─── LISTED ENTRIES ───
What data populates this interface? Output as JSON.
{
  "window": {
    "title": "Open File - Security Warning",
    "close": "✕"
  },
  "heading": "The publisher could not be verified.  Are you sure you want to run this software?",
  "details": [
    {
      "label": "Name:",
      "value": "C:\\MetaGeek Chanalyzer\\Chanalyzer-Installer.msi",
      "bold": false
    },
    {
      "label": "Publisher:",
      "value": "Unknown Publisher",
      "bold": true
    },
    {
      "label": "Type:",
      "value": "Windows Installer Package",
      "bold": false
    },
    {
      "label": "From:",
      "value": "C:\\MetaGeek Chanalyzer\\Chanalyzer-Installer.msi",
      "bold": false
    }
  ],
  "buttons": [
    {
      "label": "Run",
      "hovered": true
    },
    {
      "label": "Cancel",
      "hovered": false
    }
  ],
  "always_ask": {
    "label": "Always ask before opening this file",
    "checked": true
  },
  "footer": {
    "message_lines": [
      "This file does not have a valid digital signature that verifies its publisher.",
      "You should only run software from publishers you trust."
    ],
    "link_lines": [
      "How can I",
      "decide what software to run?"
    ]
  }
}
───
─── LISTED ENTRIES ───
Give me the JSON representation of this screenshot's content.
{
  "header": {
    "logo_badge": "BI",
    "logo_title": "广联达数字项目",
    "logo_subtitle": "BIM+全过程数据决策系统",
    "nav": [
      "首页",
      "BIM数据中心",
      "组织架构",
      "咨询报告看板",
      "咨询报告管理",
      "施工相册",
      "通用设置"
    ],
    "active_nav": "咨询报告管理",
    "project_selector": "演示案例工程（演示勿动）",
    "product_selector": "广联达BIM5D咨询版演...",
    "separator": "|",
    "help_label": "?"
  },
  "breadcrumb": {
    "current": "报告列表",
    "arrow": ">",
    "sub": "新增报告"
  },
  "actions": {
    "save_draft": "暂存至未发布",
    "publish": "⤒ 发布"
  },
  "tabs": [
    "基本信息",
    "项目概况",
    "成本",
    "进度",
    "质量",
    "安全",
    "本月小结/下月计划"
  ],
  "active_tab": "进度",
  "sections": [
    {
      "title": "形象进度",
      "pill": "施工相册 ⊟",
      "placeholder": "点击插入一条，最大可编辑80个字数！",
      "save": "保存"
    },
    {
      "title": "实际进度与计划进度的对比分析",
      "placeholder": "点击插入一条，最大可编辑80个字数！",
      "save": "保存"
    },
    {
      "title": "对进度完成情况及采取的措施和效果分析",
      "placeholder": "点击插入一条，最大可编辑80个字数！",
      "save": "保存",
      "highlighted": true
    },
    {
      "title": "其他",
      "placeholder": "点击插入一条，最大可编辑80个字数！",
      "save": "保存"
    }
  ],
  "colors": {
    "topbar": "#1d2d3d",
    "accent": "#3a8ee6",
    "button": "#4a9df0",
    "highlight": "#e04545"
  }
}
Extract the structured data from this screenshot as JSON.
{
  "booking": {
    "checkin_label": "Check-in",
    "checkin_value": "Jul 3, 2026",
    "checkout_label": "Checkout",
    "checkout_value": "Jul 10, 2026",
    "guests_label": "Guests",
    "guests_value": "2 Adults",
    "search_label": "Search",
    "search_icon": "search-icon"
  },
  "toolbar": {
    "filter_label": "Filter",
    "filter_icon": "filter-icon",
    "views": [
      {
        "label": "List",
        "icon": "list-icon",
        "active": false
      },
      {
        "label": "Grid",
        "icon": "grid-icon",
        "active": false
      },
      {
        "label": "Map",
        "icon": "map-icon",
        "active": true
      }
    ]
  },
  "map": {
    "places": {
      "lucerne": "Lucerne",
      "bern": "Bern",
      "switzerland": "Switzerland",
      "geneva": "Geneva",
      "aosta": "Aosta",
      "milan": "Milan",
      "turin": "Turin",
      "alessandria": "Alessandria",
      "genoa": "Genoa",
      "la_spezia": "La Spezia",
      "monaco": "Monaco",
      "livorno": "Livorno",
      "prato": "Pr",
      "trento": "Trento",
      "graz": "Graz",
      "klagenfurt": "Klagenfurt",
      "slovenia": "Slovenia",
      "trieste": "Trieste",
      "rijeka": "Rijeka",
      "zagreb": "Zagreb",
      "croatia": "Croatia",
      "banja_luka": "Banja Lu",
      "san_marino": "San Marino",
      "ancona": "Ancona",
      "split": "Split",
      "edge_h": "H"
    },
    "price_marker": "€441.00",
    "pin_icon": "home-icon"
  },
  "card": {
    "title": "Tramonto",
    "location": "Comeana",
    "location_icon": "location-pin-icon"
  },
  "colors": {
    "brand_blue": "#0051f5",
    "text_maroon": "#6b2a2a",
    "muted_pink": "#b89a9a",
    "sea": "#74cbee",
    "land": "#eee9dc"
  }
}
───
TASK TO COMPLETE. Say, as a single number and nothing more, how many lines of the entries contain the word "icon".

SOLUTION FOR THIS TASK. 7